[Supplied information Boundary: Start]

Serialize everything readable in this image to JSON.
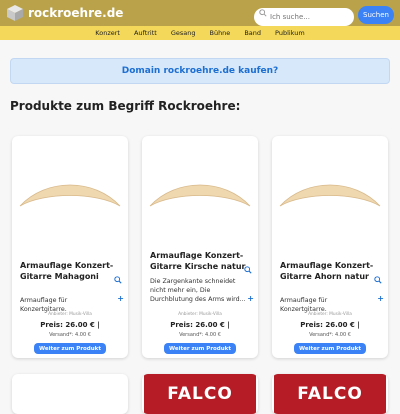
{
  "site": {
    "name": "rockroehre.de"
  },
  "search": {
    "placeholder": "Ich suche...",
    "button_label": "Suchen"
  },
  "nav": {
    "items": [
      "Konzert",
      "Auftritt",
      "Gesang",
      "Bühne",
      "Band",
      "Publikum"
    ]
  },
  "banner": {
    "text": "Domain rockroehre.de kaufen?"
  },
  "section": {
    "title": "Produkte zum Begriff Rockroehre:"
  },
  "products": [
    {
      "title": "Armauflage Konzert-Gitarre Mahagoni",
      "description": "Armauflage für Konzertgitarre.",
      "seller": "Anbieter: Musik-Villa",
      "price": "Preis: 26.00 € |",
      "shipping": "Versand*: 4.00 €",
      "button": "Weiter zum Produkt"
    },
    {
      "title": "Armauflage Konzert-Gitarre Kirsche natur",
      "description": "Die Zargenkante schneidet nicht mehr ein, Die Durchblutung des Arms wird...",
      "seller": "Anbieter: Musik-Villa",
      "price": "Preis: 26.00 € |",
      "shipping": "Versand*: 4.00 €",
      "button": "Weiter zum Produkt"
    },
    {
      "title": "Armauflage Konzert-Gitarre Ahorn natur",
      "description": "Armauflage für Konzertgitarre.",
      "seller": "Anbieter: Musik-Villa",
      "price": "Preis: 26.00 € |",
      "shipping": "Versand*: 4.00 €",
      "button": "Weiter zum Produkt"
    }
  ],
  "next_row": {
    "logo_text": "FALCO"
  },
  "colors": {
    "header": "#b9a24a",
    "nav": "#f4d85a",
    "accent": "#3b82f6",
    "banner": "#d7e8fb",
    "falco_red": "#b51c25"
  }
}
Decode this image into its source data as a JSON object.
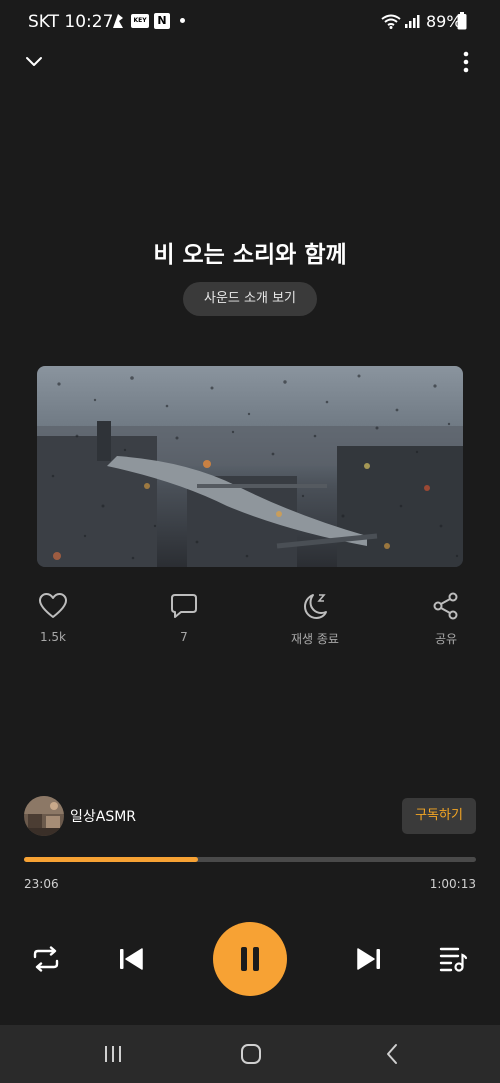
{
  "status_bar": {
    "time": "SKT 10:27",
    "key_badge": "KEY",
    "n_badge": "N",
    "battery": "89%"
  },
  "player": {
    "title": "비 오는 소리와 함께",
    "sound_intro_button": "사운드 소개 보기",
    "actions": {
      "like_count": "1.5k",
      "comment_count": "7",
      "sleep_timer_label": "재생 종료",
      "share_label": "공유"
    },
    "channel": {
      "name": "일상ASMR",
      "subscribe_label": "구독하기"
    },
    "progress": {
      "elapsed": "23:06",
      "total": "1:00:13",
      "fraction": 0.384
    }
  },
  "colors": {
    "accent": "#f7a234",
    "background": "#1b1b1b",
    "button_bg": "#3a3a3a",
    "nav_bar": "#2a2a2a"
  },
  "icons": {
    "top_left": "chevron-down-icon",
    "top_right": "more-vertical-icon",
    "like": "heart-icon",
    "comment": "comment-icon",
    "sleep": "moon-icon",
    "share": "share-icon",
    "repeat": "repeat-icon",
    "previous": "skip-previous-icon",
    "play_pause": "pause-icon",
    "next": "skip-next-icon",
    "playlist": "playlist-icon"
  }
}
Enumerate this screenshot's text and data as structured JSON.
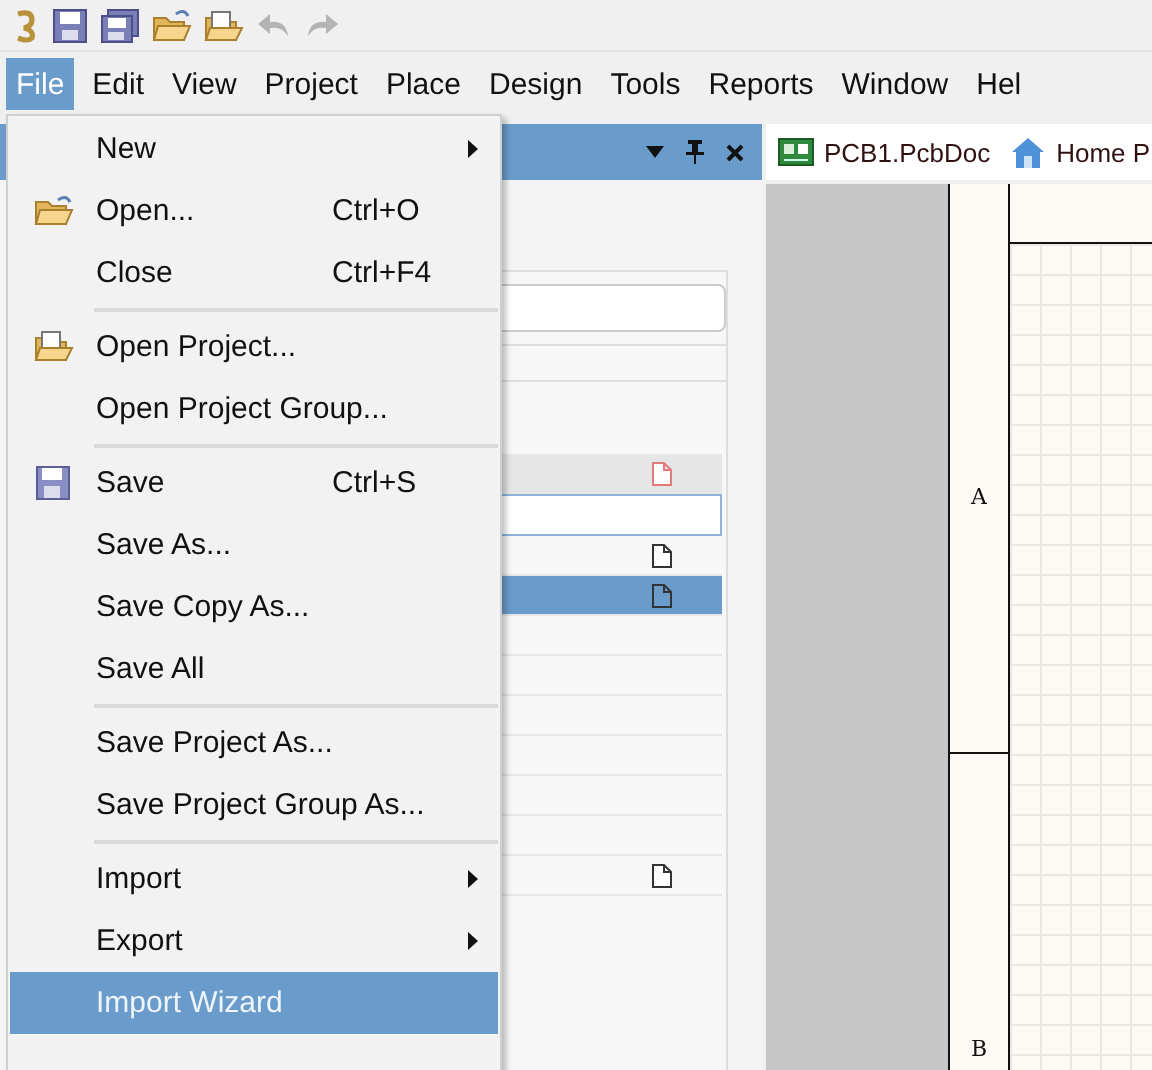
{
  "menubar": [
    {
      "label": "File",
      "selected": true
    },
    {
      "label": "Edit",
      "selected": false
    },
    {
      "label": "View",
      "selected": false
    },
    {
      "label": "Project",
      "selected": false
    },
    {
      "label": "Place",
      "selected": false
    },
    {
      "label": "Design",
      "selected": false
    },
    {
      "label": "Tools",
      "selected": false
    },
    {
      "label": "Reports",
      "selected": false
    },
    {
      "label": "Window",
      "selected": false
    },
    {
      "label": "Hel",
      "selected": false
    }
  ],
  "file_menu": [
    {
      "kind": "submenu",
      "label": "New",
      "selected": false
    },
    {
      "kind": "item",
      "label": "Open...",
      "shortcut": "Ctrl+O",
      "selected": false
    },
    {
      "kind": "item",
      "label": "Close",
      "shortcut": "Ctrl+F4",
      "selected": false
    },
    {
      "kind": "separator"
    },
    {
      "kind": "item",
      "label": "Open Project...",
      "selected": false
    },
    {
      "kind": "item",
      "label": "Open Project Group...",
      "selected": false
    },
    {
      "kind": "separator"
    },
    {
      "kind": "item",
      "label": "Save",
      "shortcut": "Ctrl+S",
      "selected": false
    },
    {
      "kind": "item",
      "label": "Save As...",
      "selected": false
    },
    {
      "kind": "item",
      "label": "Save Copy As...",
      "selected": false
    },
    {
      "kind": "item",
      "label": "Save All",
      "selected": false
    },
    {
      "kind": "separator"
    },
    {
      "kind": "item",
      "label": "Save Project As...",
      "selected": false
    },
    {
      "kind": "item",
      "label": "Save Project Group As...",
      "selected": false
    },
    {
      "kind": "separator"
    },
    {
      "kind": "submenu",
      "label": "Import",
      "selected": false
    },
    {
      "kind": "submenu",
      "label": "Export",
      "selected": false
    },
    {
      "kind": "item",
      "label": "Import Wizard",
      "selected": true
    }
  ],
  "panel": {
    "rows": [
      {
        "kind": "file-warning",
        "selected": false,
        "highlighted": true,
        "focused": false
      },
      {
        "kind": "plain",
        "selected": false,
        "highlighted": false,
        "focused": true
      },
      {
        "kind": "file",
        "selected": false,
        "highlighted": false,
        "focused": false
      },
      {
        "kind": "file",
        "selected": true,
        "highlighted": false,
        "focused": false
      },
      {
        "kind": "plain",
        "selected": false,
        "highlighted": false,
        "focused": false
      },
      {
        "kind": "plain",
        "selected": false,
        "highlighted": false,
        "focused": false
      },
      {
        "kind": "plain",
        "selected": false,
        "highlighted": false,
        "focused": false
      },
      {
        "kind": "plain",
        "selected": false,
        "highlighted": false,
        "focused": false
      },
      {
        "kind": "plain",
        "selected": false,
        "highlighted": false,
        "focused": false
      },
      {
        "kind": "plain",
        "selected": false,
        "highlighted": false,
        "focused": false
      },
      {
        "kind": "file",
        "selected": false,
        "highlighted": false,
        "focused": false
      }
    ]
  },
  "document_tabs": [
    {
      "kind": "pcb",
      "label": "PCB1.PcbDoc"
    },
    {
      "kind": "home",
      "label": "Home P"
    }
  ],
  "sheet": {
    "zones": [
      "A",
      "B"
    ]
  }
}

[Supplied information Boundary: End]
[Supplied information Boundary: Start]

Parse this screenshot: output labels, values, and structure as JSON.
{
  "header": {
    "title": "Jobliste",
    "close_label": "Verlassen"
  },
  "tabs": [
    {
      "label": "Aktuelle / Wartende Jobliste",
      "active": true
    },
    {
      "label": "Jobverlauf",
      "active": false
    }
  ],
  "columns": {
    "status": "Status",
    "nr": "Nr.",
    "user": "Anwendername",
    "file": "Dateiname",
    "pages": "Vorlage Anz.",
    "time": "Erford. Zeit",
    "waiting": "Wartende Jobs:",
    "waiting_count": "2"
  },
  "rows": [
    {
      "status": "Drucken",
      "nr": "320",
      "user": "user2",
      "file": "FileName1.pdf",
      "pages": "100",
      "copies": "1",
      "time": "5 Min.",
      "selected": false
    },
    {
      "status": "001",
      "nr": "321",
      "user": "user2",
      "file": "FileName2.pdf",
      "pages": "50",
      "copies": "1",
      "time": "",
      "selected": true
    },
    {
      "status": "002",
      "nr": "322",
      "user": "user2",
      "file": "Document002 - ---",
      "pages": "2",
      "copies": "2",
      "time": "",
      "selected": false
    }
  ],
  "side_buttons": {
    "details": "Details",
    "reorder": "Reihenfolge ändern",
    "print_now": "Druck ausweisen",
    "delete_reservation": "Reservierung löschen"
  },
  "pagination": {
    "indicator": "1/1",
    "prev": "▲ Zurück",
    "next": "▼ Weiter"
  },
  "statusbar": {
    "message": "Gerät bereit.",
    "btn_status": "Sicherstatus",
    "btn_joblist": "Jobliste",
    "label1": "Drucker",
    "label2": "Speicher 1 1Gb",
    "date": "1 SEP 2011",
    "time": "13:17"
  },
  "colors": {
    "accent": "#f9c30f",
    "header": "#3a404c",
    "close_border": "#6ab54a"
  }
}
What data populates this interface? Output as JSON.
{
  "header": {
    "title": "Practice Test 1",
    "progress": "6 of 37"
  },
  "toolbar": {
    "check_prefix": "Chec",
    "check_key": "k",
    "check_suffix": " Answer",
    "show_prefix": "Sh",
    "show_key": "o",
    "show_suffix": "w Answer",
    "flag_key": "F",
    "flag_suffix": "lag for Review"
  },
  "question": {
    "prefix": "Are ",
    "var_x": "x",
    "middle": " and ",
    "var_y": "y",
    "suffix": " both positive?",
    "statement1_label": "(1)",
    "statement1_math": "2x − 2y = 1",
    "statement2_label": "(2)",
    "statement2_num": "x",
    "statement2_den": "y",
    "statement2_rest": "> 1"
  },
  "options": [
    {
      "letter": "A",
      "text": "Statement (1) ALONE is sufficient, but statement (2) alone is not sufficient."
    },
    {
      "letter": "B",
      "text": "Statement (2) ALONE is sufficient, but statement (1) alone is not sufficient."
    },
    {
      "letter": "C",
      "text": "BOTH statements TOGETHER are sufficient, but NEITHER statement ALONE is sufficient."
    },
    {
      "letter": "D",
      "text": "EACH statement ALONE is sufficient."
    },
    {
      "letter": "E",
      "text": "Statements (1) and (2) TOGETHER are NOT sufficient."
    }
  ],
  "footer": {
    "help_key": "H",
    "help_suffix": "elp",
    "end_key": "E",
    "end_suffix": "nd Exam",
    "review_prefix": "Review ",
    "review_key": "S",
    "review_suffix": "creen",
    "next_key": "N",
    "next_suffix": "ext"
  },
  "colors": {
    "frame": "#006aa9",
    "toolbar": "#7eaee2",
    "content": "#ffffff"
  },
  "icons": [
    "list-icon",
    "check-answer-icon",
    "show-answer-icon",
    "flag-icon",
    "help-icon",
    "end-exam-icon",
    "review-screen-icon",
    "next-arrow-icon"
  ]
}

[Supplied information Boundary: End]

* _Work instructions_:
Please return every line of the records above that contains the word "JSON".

* _Expected answer_:
Serialize everything readable in this image to JSON.
Decode this image into its source data as a JSON object.
Enumerate this screenshot's text and data as structured JSON.
Parse this screenshot: output labels, values, and structure as JSON.
What data populates this interface? Output as JSON.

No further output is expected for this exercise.